Each wooden plank is properly selected before being turned into a beautiful piece of art individually handcrafted from solid wood with exceptional craftsmanship.

It takes 3-5 days for a group of 5 people to produce this wonderful piece of furniture. To take out the moisture trapped inside the wood, each of them is properly kiln-dried using high temperature. Finally hand polished to achieve a natural and exquisite finish.

Ø Care instructions

As the surface has a natural wax finish, great care should be taken to avoid any liquids being spilt onto the surface as this may mark the furniture. Any spills should be wiped away immediately using a dry cloth.

For the care of your furniture:

– Never use harsh cleaners, abrasives or dripping wet towels;

– Wipe wood regularly with a damp cloth in a straight manner in the direction of the grain.

– If necessary and to achieve a premium surface, the surface of the wood can be treated with any colourless, natural wood wax (natural beeswax polish available from any hardware store), which should be done regularly (every 8-10 weeks) to maintain protective care. Do this using a dry cloth and buff up ensuring any excess wax is removed.

– Always use protective coasters or mats. Do not place cups, glasses or hot items directly onto the surface as this can cause permanent damaged.

– Avoid exposing the furniture to excessive heat or direct sunlight as this can cause cracking and discolouration of the timber.

– Do not use silicone-based aerosol polish, as this will remove the natural wax.

– Some movement of the wood is natural and should be expected. Any irregularities and differentiation of colour are part of the natural occurrence and are not considered defects – wood breathes and moves and is totally natural.

IMPORTANT NOTE:

THE FINAL FINISHING PROCESS INVOLVES A COLOUR STAIN AND LACQUER BEING APPLIED, FOLLOWED BY SEVERAL COATS OF NATURAL WAX TO ENHANCE THE WOOD GRAIN. YOU MAY FIND THAT PARTS OF THE PACKAGING LEAVE IMPRESSIONS IN THE SOFT WAX. THESE CAN SIMPLY BE POLISHED OUT WITH A SOFT CLOTH ONCE YOUR FURNITURE HAS WARMED TO ROOM TEMPERATURE.

Characteristics of natural wood

You may find differences in wood grain appearance, this is a natural effect created during the maturing process.
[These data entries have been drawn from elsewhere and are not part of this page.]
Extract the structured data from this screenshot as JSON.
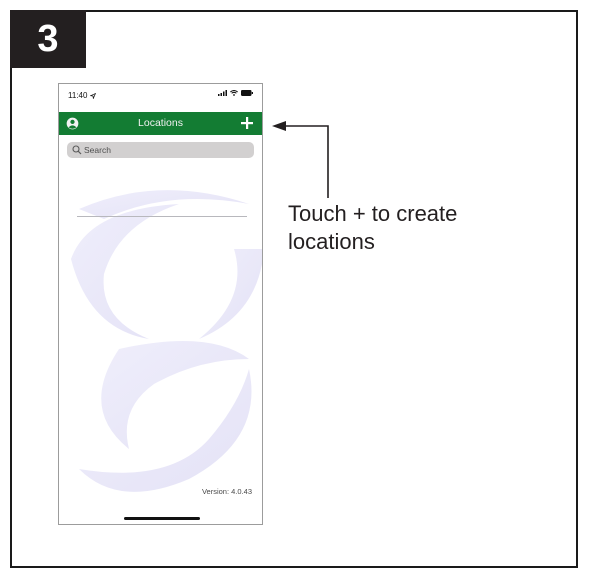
{
  "step": {
    "number": "3"
  },
  "phone": {
    "status_bar": {
      "time": "11:40",
      "icons": [
        "location-arrow-icon",
        "signal-icon",
        "wifi-icon",
        "battery-icon"
      ]
    },
    "app_bar": {
      "title": "Locations",
      "left_icon": "account-icon",
      "right_icon": "plus-icon",
      "color": "#137c33"
    },
    "search": {
      "placeholder": "Search",
      "value": ""
    },
    "version_text": "Version: 4.0.43"
  },
  "callout": {
    "line1": "Touch + to create",
    "line2": "locations"
  }
}
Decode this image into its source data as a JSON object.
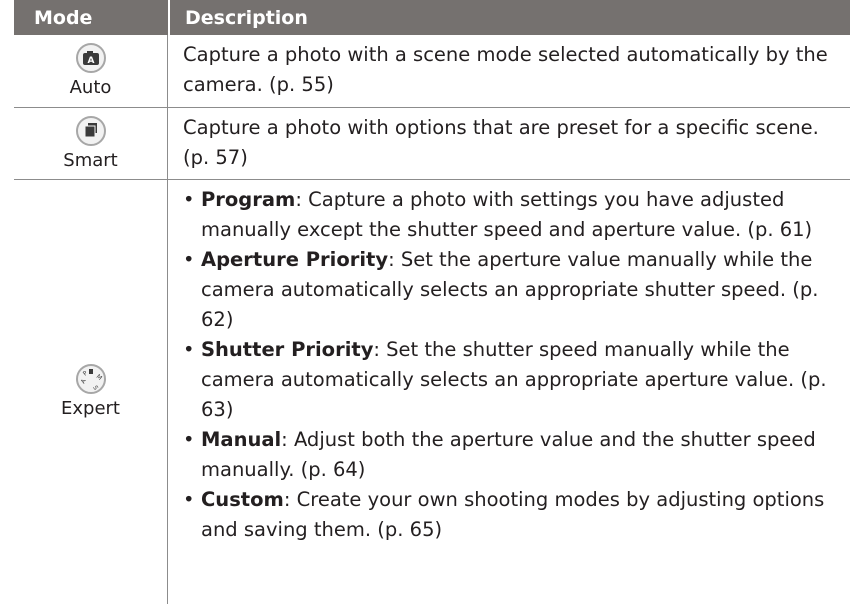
{
  "table": {
    "header": {
      "mode": "Mode",
      "description": "Description"
    },
    "rows": [
      {
        "mode": "Auto",
        "icon": "auto-mode-icon",
        "description": "Capture a photo with a scene mode selected automatically by the camera. (p. 55)"
      },
      {
        "mode": "Smart",
        "icon": "smart-mode-icon",
        "description": "Capture a photo with options that are preset for a specific scene. (p. 57)"
      },
      {
        "mode": "Expert",
        "icon": "expert-mode-dial-icon",
        "items": [
          {
            "term": "Program",
            "text": ": Capture a photo with settings you have adjusted manually except the shutter speed and aperture value. (p. 61)"
          },
          {
            "term": "Aperture Priority",
            "text": ": Set the aperture value manually while the camera automatically selects an appropriate shutter speed. (p. 62)"
          },
          {
            "term": "Shutter Priority",
            "text": ": Set the shutter speed manually while the camera automatically selects an appropriate aperture value. (p. 63)"
          },
          {
            "term": "Manual",
            "text": ": Adjust both the aperture value and the shutter speed manually. (p. 64)"
          },
          {
            "term": "Custom",
            "text": ": Create your own shooting modes by adjusting options and saving them. (p. 65)"
          }
        ]
      }
    ]
  },
  "colors": {
    "header_bg": "#75716f",
    "rule": "#8c8c8c",
    "text": "#231f20"
  }
}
As the tree grows, older sections in the tree develop thicket, clearer grain patterns. Your furniture may be made from several cuttings of the same tree, creating the contrast of markings.

Shows a section of sapwood common in most timbers which you may find randomly throughout your furniture. Saman and random pigmentation are a common marking in real wood and not to be seen as a defect.

Unique: is the most common of markings and is the fingerprint of natural wood. These vary in size and occur frequently in natural wood products. This is why every piece of our furniture is unique, no two pieces will be quite the same, unlike mass produced veneered or foil laminated furniture.

Special marks: are also a distinguishing feature of handmade furniture. These will appear irregularly wherever the craftsmen require additional bonding and support. You will notice this is also a common characteristic in unique furniture.

– Some movement of the wood is natural and should be expected. Any irregularities and differentiation of colour are part of the natural occurrence and are not considered defects – wood breathes and moves and is totally natural.

PLEASE CONTACT US :

HOT LINE: 0452 274 387

PHONE: 03 9369 8891

CONTACT NAME: MIGEE (SALE MANAGER)

JEANNY – 0411 423 060

ADDRESS: UNIT 4: 387 OLD GEELONG RD HOPPERS CROSSING 3029 (NEXT TO CITY WEST YAMAHA SHOP)